Back to growth, or forward to sustainability?
Within months Europeans will have elected new MEPs, and within a year member states will have nominated the next set of EU Commissioners. What should citizens demand of their new leadership? What priorities should guide the next set of European decision-makers, beyond saving the euro and getting creaking economies back to growth?
Europe is badly in need of a new mobilizing project that maps out a bold vision for the future, and forms a pact with citizens on how to get there. The transition to a sustainable society/is/ that project, and, unlike the creation of the internal market and the single currency, this is a project that should aim not only to change Europe, but to change the way the EU governs in the process.
No vision of the future can bypass sustainability. Sustainability is relevant far beyond climate change, energy use and environmental conservation. Ultimately it depends on our ability to shift to simpler, less environmentally-damaging modes of production and consumption.
Social justice, quality of life and a sense of community are not optional add-ons in this equation -- they are the very essence of a society that is able to sustain itself and its environment.
Simply cutting carbon emissions will not be enough to put our societies on sustainable footing. The growth of emissions can be slowed relative to the growth rate of the economy by carbon-saving technologies.
However, as UK economist Tim Jackson has convincingly shown, emissions cannot conceivably be stalled or reversed while the economy continues to expand, however great the technological advances of the coming years.
We need alternatives to GDP growth as the goal of public policy, and we need alternatives to work and wealth accumulation as the driving forces in our lives.
European policymakers have been too few and too timid in acknowledging this truth: that a genuine transition in the way we live -- and not just a technical readjustment of our growth model -- is the only true path to sustainability.
The good news is that this transition is already happening, and it is taking the form of diverse social innovations on the local level.
Innovative projects are everywhere, and they are challenging the conventional ways in which things are used, bought and owned: car-sharing, city bikes, waste exchanges between companies, green savings accounts, ethical public procurement, urban agriculture. In some cases the quest for sustainability has been mainstreamed across entire territories, such as Transition Towns in the UK and Ireland, the Italian CittàSlow network, and the Fair Trade Towns springing up all across Europe.

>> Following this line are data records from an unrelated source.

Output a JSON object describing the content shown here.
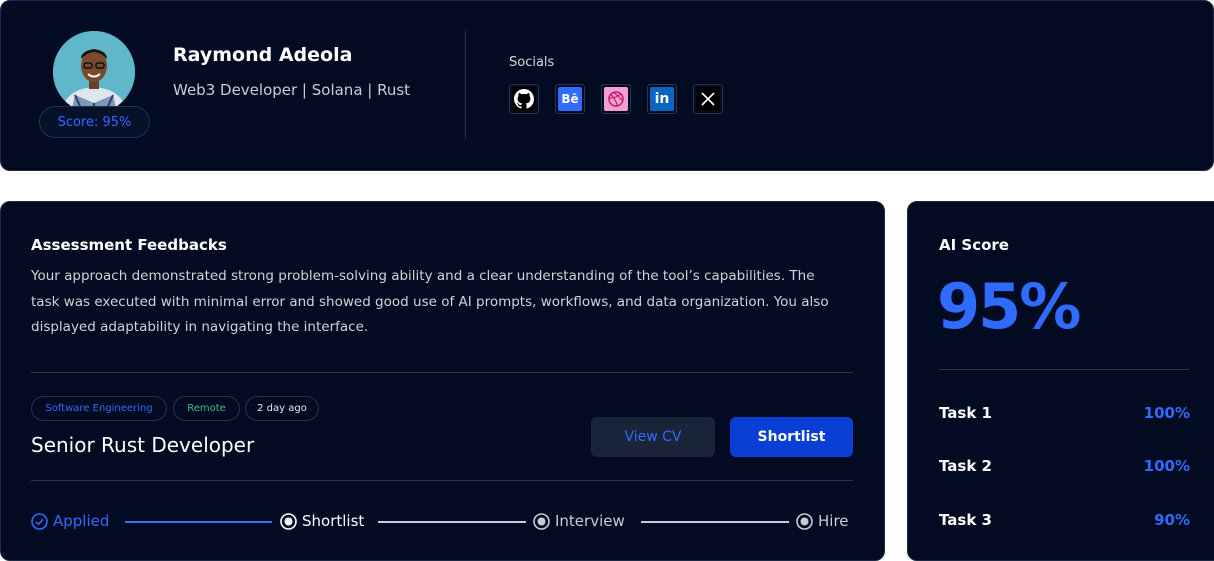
{
  "profile": {
    "name": "Raymond Adeola",
    "role": "Web3 Developer | Solana | Rust",
    "score_pill": "Score: 95%",
    "socials_label": "Socials",
    "socials": [
      {
        "icon": "github-icon",
        "color": "#000000"
      },
      {
        "icon": "behance-icon",
        "color": "#2f6bff"
      },
      {
        "icon": "dribbble-icon",
        "color": "#f4a0d8"
      },
      {
        "icon": "linkedin-icon",
        "color": "#0a66c2"
      },
      {
        "icon": "x-icon",
        "color": "#000000"
      }
    ]
  },
  "assessment": {
    "title": "Assessment Feedbacks",
    "feedback": "Your approach demonstrated strong problem-solving ability and a clear understanding of the tool’s capabilities. The task was executed with minimal error and showed good use of AI prompts, workflows, and data organization. You also displayed adaptability in navigating the interface.",
    "tags": [
      "Software Engineering",
      "Remote",
      "2 day ago"
    ],
    "job_title": "Senior Rust Developer",
    "view_cv": "View CV",
    "shortlist": "Shortlist",
    "steps": [
      "Applied",
      "Shortlist",
      "Interview",
      "Hire"
    ]
  },
  "ai": {
    "title": "AI Score",
    "score": "95%",
    "tasks": [
      {
        "label": "Task 1",
        "value": "100%"
      },
      {
        "label": "Task 2",
        "value": "100%"
      },
      {
        "label": "Task 3",
        "value": "90%"
      }
    ]
  },
  "colors": {
    "accent": "#2f6bff",
    "background": "#020b21",
    "button": "#0a3fd6",
    "remote_tag": "#2ec27e"
  }
}
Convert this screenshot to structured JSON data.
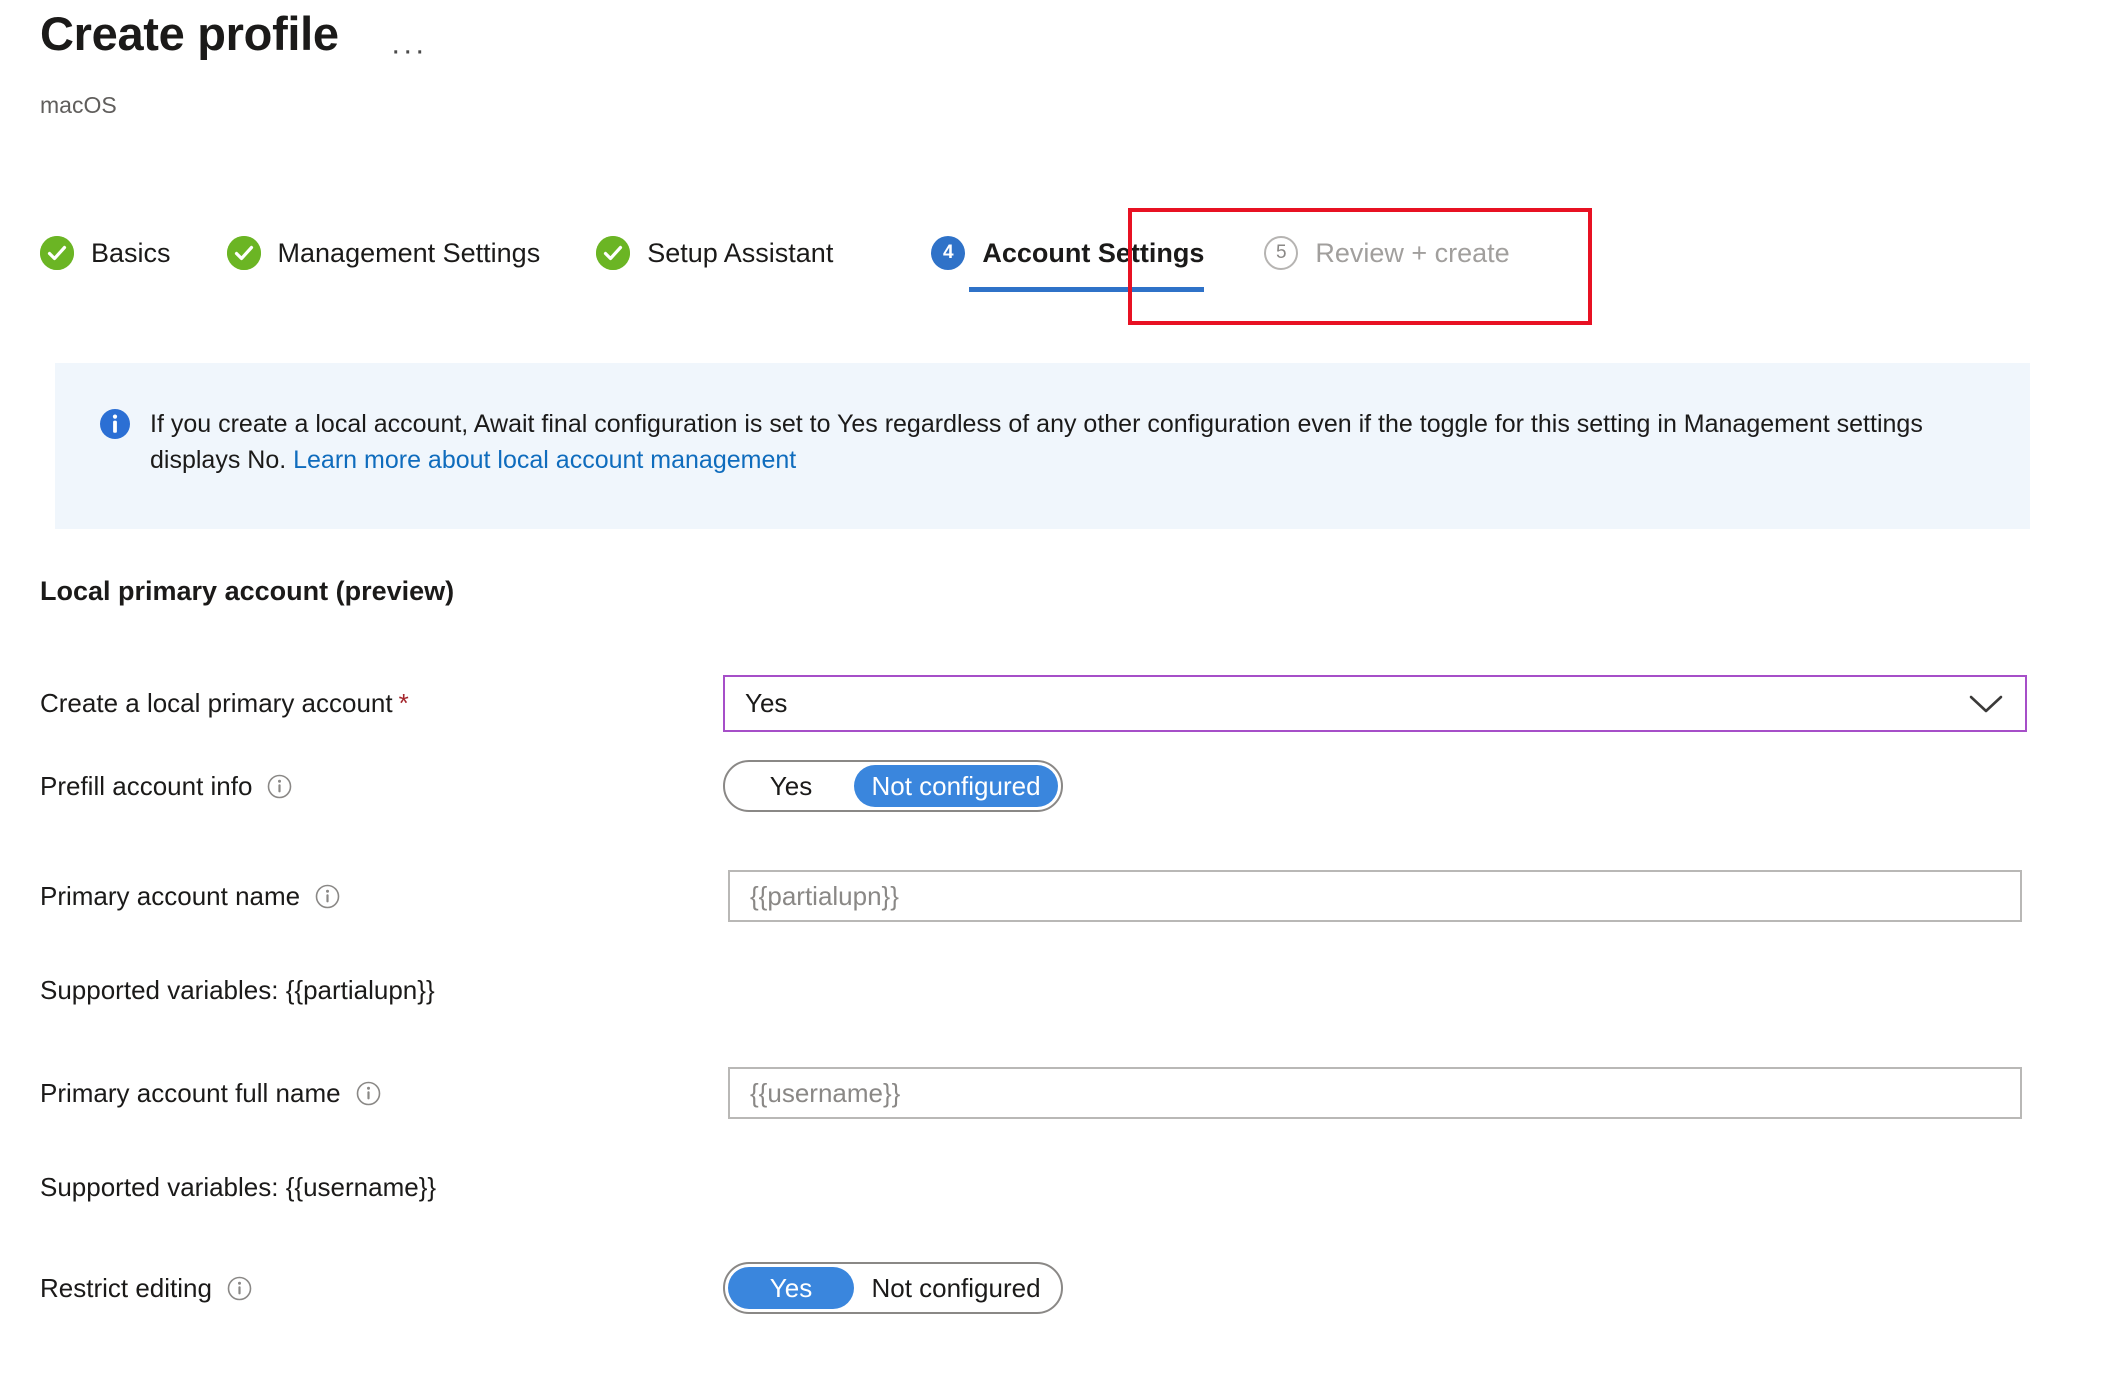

The strength of these schemes is their diversity. Ideas have come from the bottom-up, responding to specific local concepts of sustainability, and they are all the stronger for it. The process of asking what people want for their community and their environment forces them to engage with their surroundings in new and innovative ways -- and this can sow the seeds of social solidarity and non-wealth-related forms of fulfilment that are essential for all forms of sustainability.
What can be done to harness this wave of social innovation?What can the EU usefully do to support these innovations without stifling them? The answer is nothing less than a revolution in the EU’s modes of governance, and a reversal in the direction of policymaking. No longer can we invest our faith in policy frameworks that dispense funding for meeting a set of goals prescribed from the top-down. Some of the most promising sustainability initiatives may function across a territory rather than across a sector, and some may require no policy framework at all. What we need instead are tools that can allow us to adapt to a complex and fast-changing environment, recognizing the limits of our ability either to predict future trends or to identify in advance which solutions will work best in specific contexts.
The EU, a body used to governing from the top-down, must instead become a learning organization that channels the lessons and innovations occurring at the local level. It must recast itself as a facilitator of social innovation for sustainability.
The Reference Framework for European Sustainable Cities, an online toolkit for integrating sustainability into local policy, could point the way forward. It is a joint initiative of member states, local governments and the European Commission that seeks to create a common space for sharing practices ‘while respecting the diversity of local priorities’. This could be a blueprint for reimagining the EU’s role more broadly.
Empowering local actors does not mean rejecting a European approach. The most promising initiatives to date have harnessed the power of networks and shared practices, while avoiding the pitfalls of top-down policy prescriptions. Municipalities declaring themselves Transition Towns aspire to similar goals, but are free to decide on the ways and means of reducing energy use and encouraging sustainability.
Diversity is an asset, not a liability, and it is something that Europe has in abundance. It is because of the panoply of institutional and social innovations it can tap into that the EU is capable of winning the battle for sustainability. But first it must do away with the things that currently make it unfit for this transition: the way it pursues growth, and the way it makes policy.
Olivier De Schutter is the United Nations Special Rapporteur on the right to food and the winner of the 2013 Francqui Prize for contributions to the social sciences. He is convening an international conference in Brussels on 8-9 May 2014 on "The EU's Fifth Project: Transitional Governance in the service of sustainable societies".